And maybe, ultimately, that’s my biggest gripe with this book. See, as a mood piece, it’s absolutely splendid. Murakami does such a wonderful job capturing the mental and spiritual uncertainty of the tippy end of the sixties, with the music the characters listen to and the books they read and the walks they take together…it all comes together very prettily. The settings are described in vivid detail (like the amorous scenes). But on an emotional level…it was incredibly difficult for me to connect with any of the characters and their issues. I couldn’t relate. Everyone has mental problems, and everyone’s a little bit unstable, and everyone has some kind of emotional cross to bear…but by the end of it, I didn’t believe anyone was truly suffering as much as they said they were. I didn’t feel that everyone was stuck in a mental rabbit-hole of angst and self-doubt and whatnot. I didn’t get a sense of the sadness crippling practically every character in this book, or of the numbness that seems to be Toru’s default mode.
I just didn’t even care anymore.

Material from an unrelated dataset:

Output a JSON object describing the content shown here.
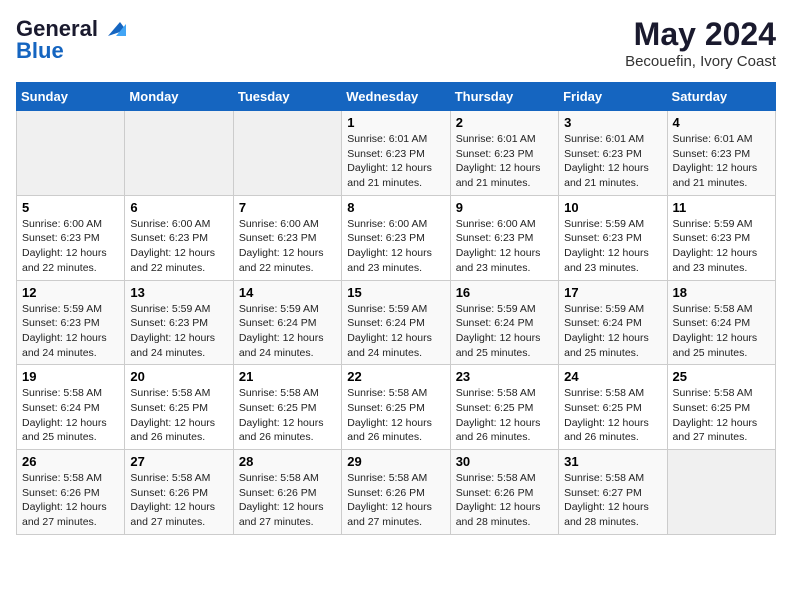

And at the end, there was this one sex scene that I could not bring myself to understand. Plausibility was nowhere to be found. I don’t have a problem with love scenes, but they should be believable and understandable at least!

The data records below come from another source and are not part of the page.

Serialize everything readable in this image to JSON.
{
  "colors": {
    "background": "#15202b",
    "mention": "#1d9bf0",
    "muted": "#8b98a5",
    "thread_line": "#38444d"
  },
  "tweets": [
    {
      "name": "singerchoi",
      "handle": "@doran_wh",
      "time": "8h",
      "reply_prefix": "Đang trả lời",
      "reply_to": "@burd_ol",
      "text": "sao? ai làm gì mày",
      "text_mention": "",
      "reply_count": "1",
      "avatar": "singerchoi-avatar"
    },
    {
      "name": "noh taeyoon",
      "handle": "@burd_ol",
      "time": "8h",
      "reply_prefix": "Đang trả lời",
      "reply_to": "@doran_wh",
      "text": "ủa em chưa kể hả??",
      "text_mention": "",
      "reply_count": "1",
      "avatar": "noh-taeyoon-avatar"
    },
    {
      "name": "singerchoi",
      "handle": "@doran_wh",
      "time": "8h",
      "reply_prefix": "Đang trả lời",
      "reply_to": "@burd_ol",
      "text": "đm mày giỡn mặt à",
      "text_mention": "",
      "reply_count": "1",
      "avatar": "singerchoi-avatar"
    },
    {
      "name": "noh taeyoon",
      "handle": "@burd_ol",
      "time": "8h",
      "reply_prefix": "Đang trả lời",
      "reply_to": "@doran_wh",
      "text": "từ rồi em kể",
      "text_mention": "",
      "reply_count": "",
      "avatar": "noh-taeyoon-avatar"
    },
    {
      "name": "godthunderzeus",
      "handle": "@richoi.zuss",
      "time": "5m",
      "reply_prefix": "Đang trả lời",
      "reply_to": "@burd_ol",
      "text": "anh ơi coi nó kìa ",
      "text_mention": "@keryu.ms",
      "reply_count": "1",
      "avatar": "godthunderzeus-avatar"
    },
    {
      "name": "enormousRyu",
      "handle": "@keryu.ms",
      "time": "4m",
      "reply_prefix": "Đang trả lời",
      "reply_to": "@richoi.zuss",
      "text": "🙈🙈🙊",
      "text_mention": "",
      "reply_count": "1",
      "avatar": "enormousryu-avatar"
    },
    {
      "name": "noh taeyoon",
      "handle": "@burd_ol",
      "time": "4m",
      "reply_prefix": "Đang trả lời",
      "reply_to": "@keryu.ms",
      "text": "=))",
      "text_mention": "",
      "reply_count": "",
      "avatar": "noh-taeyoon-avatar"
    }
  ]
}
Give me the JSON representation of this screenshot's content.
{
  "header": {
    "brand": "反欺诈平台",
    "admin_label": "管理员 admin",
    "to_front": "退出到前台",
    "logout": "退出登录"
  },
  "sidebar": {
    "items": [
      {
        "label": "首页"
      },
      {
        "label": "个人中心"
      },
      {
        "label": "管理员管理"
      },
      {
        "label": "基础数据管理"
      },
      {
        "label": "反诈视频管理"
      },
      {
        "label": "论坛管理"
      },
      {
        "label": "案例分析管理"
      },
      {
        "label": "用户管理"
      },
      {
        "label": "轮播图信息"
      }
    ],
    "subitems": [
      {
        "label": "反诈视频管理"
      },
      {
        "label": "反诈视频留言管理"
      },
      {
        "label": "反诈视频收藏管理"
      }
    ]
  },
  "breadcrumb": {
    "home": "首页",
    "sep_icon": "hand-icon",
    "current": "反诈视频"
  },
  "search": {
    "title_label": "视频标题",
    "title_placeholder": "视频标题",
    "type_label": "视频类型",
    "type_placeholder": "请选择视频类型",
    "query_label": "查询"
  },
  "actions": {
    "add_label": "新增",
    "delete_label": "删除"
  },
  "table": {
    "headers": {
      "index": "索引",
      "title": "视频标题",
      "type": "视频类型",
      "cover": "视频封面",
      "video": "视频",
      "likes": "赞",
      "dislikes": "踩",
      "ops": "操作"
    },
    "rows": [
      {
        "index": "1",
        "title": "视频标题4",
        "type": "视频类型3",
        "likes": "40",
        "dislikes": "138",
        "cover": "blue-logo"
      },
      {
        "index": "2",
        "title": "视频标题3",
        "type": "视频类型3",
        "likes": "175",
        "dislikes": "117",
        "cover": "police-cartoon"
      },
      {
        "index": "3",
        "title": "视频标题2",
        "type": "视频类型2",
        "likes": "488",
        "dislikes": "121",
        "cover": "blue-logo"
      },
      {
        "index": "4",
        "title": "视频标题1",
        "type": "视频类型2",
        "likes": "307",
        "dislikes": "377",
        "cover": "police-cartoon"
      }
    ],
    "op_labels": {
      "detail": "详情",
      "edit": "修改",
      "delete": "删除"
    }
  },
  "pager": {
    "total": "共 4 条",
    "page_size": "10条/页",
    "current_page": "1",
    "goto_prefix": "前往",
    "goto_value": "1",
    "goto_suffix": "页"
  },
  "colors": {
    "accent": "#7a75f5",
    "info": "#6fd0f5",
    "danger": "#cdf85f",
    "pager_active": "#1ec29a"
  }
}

I don’t particularly enjoy writing negative reviews of things, especially books, because I know how much the process of writing a novel can suck. I know how excruciating it can be, and I would imagine that writing this book was tough for Murakami, because it’s so emotionally raw and incisive.
It’s just not incisive to me. It speaks loud and clear, but not to me. So it’s not that it’s a bad book; it’s just not a book for me.
However, since this was my first Murakami novel, I might give him the old college try and read The Wind-Up Bird Chronicle or something. Who knows? His backlist is so long I’m sure I’ll find something I like.
"I fill in the gaps of the crossword at any spot I happen to choose."
“In seventh grade, I was teased mercilessly about my funny speaking voice, and I’ve been self-conscious about it ever since. It took some persuading to get me to make this recording, and it’s a testament to the story that I was game: while I love many things in issue 205, “Local Obits” was what I wanted to share. Anyone familiar with Lydia Davis’s work knows that she can do a lot with a little, and this piece—composed of elliptical snatches of lives, or, rather, someone else’s distillation thereof—turns the quotidian incantatory, funny, bittersweet, strange. A master class in the minimal (if not in performance).” —Deputy editor Sadie Stein on Lydia Davis’s “Local Obits” from issue 205.
The Andrew Heiskell Braille and Talking Book Library opened in its current location on West 20 Street in 1991. Formerly the Library for the Blind and Physically Handicapped, the facility was renamed in honor of the former chairman of The New York Public Library. The library provides New York City with Braille and Talking Books and Long Island with Braille Books.
This photo of talking books at Heiskell Library is on display at Mid-Manhattan Library’s Reading Room exhibition, which showcases NYPL’s valued and beloved branch libraries across the Bronx, Manhattan and Staten Island. Stop by your local branch today and show your support!